Give back every record below, character for character.

*Records supplied:*
============================================================

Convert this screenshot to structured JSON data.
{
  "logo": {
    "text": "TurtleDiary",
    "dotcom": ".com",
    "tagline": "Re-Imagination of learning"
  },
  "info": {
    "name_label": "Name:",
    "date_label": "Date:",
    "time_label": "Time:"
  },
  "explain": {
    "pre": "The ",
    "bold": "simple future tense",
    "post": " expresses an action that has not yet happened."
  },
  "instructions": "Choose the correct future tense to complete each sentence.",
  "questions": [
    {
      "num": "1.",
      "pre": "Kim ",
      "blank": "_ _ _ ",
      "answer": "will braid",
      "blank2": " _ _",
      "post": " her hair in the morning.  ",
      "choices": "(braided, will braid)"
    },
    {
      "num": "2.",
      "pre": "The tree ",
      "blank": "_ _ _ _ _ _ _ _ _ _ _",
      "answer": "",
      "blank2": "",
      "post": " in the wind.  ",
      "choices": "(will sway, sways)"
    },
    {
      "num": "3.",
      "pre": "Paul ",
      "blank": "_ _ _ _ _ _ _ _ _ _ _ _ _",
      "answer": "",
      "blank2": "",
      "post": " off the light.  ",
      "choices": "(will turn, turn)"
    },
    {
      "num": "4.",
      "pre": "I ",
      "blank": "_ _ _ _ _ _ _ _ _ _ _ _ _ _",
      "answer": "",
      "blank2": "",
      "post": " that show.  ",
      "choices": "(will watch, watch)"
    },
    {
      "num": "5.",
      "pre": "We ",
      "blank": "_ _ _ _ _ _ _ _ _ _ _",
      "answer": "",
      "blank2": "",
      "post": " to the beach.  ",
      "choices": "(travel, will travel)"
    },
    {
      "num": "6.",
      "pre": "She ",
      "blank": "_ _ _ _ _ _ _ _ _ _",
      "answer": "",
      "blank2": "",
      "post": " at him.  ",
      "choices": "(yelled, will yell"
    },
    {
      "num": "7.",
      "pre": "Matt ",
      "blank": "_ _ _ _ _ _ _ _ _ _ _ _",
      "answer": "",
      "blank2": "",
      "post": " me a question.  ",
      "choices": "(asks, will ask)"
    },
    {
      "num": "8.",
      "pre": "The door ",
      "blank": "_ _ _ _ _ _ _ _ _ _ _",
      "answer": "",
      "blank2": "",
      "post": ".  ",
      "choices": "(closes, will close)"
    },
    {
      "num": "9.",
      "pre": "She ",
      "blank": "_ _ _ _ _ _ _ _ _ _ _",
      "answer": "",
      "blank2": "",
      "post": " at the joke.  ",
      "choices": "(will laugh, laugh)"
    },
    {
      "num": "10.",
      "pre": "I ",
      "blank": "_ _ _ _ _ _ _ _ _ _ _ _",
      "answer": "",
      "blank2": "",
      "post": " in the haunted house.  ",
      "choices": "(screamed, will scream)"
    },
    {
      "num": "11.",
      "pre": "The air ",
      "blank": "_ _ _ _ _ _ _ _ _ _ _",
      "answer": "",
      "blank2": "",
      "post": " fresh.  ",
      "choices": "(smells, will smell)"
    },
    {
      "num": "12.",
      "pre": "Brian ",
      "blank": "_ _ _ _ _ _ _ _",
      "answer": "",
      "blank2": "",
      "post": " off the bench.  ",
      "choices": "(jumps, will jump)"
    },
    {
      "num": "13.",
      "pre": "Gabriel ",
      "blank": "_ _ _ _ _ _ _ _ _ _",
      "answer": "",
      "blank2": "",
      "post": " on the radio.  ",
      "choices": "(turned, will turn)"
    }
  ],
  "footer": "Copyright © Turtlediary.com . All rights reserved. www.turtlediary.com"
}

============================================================

*Final answer:*
Convert this screenshot to structured JSON data.
{
  "logo": {
    "text": "TurtleDiary",
    "dotcom": ".com",
    "tagline": "Re-Imagination of learning"
  },
  "info": {
    "name_label": "Name:",
    "date_label": "Date:",
    "time_label": "Time:"
  },
  "explain": {
    "pre": "The ",
    "bold": "simple future tense",
    "post": " expresses an action that has not yet happened."
  },
  "instructions": "Choose the correct future tense to complete each sentence.",
  "questions": [
    {
      "num": "1.",
      "pre": "Kim ",
      "blank": "_ _ _ ",
      "answer": "will braid",
      "blank2": " _ _",
      "post": " her hair in the morning.  ",
      "choices": "(braided, will braid)"
    },
    {
      "num": "2.",
      "pre": "The tree ",
      "blank": "_ _ _ _ _ _ _ _ _ _ _",
      "answer": "",
      "blank2": "",
      "post": " in the wind.  ",
      "choices": "(will sway, sways)"
    },
    {
      "num": "3.",
      "pre": "Paul ",
      "blank": "_ _ _ _ _ _ _ _ _ _ _ _ _",
      "answer": "",
      "blank2": "",
      "post": " off the light.  ",
      "choices": "(will turn, turn)"
    },
    {
      "num": "4.",
      "pre": "I ",
      "blank": "_ _ _ _ _ _ _ _ _ _ _ _ _ _",
      "answer": "",
      "blank2": "",
      "post": " that show.  ",
      "choices": "(will watch, watch)"
    },
    {
      "num": "5.",
      "pre": "We ",
      "blank": "_ _ _ _ _ _ _ _ _ _ _",
      "answer": "",
      "blank2": "",
      "post": " to the beach.  ",
      "choices": "(travel, will travel)"
    },
    {
      "num": "6.",
      "pre": "She ",
      "blank": "_ _ _ _ _ _ _ _ _ _",
      "answer": "",
      "blank2": "",
      "post": " at him.  ",
      "choices": "(yelled, will yell"
    },
    {
      "num": "7.",
      "pre": "Matt ",
      "blank": "_ _ _ _ _ _ _ _ _ _ _ _",
      "answer": "",
      "blank2": "",
      "post": " me a question.  ",
      "choices": "(asks, will ask)"
    },
    {
      "num": "8.",
      "pre": "The door ",
      "blank": "_ _ _ _ _ _ _ _ _ _ _",
      "answer": "",
      "blank2": "",
      "post": ".  ",
      "choices": "(closes, will close)"
    },
    {
      "num": "9.",
      "pre": "She ",
      "blank": "_ _ _ _ _ _ _ _ _ _ _",
      "answer": "",
      "blank2": "",
      "post": " at the joke.  ",
      "choices": "(will laugh, laugh)"
    },
    {
      "num": "10.",
      "pre": "I ",
      "blank": "_ _ _ _ _ _ _ _ _ _ _ _",
      "answer": "",
      "blank2": "",
      "post": " in the haunted house.  ",
      "choices": "(screamed, will scream)"
    },
    {
      "num": "11.",
      "pre": "The air ",
      "blank": "_ _ _ _ _ _ _ _ _ _ _",
      "answer": "",
      "blank2": "",
      "post": " fresh.  ",
      "choices": "(smells, will smell)"
    },
    {
      "num": "12.",
      "pre": "Brian ",
      "blank": "_ _ _ _ _ _ _ _",
      "answer": "",
      "blank2": "",
      "post": " off the bench.  ",
      "choices": "(jumps, will jump)"
    },
    {
      "num": "13.",
      "pre": "Gabriel ",
      "blank": "_ _ _ _ _ _ _ _ _ _",
      "answer": "",
      "blank2": "",
      "post": " on the radio.  ",
      "choices": "(turned, will turn)"
    }
  ],
  "footer": "Copyright © Turtlediary.com . All rights reserved. www.turtlediary.com"
}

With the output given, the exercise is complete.